|The Bartolo residence in Opera Australia's The Barber of Seville|
Inspired but not weighed down by the 1920s silent film era and early "talkies", it's plump with wonderful trickery, including a playful nod to the crowded cabin scene in the Marx Brothers movie A Night at the Opera (1935). Here in Moshinsky's version, law enforcers barge into the Bartolo home and end up crammed into its tiny surgery before spilling out into a heap. Welcome to the mayhem.
Rossini whipped up opera's most famous comedy in a matter of weeks for its premiere at Rome's Teatro Argentina in 1816. Moshinsky adds madcap antics and non-stop crisscrossing movement, making the work feel natural in this state of mayhem. Here, it centres on Dr Bartolo, not as a distinguished medical practitioner, but reimagined as a mad quack.
It's a production full of detail, excitement and action that at times flickers to achieve on stage what an old film reel reveals on screen. That the total effect is so successfully realised by an obviously well-rehearsed and quick-footed cast is a sign of the uncompromising demands of revival director Hugh Halliday.
|Anna Dowsley as Rosina and Paolo Bordogna as Figaro|
Paolo Bordogna is a performance enhancing drug as the to-be-richer-wanting Figaro, crafty and ever ready to help carry the plot forward for a price. Bordogna makes a grand entrance from a theatre side door and sings Figaro's incomparably popular aria, "Largo al factotum" (given its own fore-stage barber show in front of a barber-stripe drop), with all the exhilaration and power one could hope for. Doused with comedic prowess and agile in voice, Bordogna is an enigmatic performer and brings synergy of voice, expression and behaviour with ease to his Figaro.
Mezzo-soprano Anna Dowsley breeezes through her role debut as an unchained, lithe and lusciously voiced Rosina while effortlessly ploughing through her music with confidence and vitality. Smart and charming and in love with who she believes is the student Lindoro, but entrapped by Doctor Bartolo (her guardian/soon-to-become husband if the old fool has his way), Dowsley sings the text with emphatic beauty and gives endearing animated strength to her Rosina.
The dandyish Count Almaviva is performed with flair and warm vocal likability by American tenor Kenneth Tarver.
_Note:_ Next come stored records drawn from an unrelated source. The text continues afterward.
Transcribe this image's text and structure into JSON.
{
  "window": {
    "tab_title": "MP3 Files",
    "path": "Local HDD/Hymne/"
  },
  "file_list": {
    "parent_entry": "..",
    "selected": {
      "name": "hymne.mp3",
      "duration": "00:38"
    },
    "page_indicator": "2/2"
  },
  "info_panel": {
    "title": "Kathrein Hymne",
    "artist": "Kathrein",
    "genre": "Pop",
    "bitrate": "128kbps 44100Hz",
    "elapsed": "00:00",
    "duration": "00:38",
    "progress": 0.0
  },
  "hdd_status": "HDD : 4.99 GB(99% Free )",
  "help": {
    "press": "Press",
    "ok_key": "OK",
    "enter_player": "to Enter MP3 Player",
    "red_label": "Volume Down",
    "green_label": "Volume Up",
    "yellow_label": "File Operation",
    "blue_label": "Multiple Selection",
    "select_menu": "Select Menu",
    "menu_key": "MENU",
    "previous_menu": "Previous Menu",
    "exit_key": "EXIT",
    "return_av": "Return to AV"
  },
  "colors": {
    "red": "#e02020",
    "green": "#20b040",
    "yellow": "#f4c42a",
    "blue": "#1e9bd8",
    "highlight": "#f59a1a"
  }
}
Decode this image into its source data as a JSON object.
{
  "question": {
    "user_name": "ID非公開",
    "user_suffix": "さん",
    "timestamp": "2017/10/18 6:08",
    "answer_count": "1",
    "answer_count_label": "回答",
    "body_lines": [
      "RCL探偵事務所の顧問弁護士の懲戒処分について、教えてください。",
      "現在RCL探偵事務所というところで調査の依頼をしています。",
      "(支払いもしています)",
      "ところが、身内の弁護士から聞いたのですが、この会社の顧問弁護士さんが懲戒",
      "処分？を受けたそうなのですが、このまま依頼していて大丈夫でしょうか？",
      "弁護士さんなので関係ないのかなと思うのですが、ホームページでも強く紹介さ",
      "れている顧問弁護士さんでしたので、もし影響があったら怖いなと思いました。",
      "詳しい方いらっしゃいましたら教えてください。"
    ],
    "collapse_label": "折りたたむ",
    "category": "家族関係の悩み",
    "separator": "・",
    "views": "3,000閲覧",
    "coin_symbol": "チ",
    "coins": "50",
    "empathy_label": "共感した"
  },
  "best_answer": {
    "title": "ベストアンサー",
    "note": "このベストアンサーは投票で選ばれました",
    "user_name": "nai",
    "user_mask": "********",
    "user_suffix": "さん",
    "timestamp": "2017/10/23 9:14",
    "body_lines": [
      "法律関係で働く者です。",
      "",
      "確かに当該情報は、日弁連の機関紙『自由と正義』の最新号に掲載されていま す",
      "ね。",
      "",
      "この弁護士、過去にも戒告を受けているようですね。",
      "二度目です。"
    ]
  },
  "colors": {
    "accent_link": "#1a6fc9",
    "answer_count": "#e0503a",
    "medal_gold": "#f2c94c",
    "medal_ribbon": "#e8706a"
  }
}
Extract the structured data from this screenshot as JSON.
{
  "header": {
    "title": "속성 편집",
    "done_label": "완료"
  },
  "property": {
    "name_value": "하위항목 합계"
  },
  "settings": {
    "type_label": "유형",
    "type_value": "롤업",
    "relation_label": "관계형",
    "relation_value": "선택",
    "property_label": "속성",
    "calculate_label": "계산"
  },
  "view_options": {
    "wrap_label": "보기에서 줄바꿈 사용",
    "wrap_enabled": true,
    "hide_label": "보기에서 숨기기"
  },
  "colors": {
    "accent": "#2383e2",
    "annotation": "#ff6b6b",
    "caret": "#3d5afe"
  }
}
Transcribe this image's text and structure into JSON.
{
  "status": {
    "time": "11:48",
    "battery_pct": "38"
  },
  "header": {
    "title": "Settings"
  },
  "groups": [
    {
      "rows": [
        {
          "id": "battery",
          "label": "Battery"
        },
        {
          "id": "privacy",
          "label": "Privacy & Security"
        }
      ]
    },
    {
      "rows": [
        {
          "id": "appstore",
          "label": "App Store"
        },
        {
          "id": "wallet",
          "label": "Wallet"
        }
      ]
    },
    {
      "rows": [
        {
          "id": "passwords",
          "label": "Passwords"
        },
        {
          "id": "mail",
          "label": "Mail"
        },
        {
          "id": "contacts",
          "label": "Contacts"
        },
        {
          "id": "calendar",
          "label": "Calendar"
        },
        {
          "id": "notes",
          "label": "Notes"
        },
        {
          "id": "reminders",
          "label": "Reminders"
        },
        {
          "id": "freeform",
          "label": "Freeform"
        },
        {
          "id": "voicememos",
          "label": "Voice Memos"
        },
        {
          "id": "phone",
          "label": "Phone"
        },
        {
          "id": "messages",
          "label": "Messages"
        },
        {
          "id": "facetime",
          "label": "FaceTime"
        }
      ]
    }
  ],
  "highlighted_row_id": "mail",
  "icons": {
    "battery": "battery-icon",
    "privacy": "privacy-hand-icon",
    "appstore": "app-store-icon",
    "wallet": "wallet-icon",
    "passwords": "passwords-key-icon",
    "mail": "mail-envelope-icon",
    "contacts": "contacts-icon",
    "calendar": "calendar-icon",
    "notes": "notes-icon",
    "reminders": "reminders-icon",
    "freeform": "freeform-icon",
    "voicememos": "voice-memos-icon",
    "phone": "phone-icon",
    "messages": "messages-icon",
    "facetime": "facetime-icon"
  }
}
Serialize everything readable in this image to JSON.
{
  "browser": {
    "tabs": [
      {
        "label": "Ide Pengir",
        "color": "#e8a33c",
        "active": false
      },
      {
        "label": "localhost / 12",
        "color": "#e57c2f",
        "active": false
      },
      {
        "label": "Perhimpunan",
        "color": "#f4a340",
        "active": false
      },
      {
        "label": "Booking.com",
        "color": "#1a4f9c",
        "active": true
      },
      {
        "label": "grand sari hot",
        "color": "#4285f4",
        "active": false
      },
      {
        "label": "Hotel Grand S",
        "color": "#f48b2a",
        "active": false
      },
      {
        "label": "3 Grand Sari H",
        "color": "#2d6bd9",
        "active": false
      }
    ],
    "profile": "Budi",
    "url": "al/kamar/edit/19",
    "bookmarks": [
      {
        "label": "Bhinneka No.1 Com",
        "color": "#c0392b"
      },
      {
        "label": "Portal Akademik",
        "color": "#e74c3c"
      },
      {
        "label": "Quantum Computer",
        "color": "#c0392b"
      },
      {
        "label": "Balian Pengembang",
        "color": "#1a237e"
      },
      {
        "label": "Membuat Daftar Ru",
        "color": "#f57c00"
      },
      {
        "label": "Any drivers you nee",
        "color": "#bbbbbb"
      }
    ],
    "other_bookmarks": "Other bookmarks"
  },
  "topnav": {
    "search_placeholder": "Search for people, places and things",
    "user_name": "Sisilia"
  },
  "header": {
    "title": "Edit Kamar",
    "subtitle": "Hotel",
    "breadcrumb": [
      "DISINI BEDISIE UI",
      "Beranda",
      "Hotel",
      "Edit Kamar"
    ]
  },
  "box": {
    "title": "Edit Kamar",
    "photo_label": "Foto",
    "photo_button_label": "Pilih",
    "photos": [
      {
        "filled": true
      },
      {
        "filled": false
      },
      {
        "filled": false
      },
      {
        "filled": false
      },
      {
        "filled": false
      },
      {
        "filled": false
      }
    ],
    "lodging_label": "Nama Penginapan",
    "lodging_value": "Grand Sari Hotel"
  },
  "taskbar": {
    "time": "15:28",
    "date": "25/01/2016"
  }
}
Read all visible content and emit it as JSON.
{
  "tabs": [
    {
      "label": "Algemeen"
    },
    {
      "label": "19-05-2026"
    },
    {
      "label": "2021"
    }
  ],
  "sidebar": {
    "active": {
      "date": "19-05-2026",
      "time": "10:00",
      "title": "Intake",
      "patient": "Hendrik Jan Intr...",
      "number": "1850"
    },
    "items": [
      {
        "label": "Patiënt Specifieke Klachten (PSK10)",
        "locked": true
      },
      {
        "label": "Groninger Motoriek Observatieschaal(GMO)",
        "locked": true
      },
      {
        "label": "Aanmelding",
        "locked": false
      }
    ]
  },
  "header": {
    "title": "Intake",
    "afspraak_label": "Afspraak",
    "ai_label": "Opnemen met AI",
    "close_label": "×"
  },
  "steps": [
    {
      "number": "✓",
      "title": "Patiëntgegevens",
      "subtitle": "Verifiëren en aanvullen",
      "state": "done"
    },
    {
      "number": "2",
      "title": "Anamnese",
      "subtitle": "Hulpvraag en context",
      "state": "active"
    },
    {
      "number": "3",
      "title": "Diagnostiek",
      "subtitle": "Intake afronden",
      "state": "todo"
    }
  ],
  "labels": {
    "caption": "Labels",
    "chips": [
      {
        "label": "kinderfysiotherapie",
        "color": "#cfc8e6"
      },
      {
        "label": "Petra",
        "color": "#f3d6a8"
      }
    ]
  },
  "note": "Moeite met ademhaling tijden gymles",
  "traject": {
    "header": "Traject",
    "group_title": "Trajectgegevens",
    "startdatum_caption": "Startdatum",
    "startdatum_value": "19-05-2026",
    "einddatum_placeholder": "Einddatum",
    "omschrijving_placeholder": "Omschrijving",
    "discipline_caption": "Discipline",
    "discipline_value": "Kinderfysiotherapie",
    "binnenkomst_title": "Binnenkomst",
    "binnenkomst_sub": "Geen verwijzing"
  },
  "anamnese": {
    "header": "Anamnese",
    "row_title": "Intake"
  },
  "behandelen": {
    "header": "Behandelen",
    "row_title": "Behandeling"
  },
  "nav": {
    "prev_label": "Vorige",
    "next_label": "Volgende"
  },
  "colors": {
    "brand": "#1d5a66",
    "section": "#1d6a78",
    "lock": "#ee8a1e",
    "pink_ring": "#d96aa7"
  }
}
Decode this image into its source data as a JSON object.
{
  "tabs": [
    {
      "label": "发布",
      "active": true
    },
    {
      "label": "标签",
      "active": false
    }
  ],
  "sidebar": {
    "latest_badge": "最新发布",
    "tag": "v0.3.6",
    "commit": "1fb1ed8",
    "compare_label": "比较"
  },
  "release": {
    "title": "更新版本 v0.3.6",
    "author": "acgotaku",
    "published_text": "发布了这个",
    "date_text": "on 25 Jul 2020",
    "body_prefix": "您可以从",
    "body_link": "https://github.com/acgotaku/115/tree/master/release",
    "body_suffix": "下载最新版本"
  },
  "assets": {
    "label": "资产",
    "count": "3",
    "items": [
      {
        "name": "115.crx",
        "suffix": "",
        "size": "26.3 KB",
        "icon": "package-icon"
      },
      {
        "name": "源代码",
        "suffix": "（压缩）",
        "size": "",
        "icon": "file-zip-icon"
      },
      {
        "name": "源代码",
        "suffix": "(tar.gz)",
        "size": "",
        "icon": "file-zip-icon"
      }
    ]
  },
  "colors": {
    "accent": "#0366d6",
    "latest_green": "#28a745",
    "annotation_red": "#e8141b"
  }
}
Tarver comically navigates his disguise as the student Lindoro in the form of solider and music teacher to get into Bartolo's house to see Rosina, and listening to him do so is impressive to the ear. A fluid legato and gentle ornamentation lend a deep sincerity to his character and, apart from the top feeling it was on occasion reaching its limits, a well-supported and highly expressive voice is on display.
|Samuel Dundas as Don Basilio and Warwick Fyfe as Doctor Bartolo|
Samuel Dundas sports a fine dusky-toned bass as Almaviva's servant and bandmaster Fiorello, then reappears as Bartolos's zombie-like butler Ambrogio, then later as the wiry and cloaked Notary. And a regiment of uniformed law-enforcers are clumsily well-timed and in sound voice courtesy of the men of the Opera Australia Chorus, even when they fall in a heap.
Amongst the well-oiled slapstick shenanigans upstairs and down in the Bartolo household, conductor Andrea Molino brings the mastery of Rossini's melodious energy and allows it to penetrate and float in fabulous form. Only once did the pit outpace the voice, during Dr Bartolo's first lightning pitter-patter song. Maestro Molino mixed the tempi with enormous appeal and his soloists all obligingly shaped their vocal delivery to match. All the while, a unified Australian Opera and Ballet Orchestra performed at their exquisite best.
Creative designs are as busy as the comings and goings. Michael Yeargan's set designs evoke Seville via the terrace houses of Sydney's Paddington and the palm trees of Los Angeles but it never feels that you're not in the libretto-described streets of Seville. Howard Harrison's lighting design is as lively as the action and parallels it wonderfully and Dona Granata's enhanced period costumes add to the vividness. The creative flair comes quick and introducing Doctor Bartolo and Rosina as minutely scaled mechanical figures well before we see them in the flesh gets some good hearty laughing going on early. And that's what the show is ultimately aiming for without ever compromising the music.
Opera Australia's The Barber of Seville has it all and gives it generously. With an equally radiant cast, it may very well do so for years to come.
Production photographs: Keith Saunders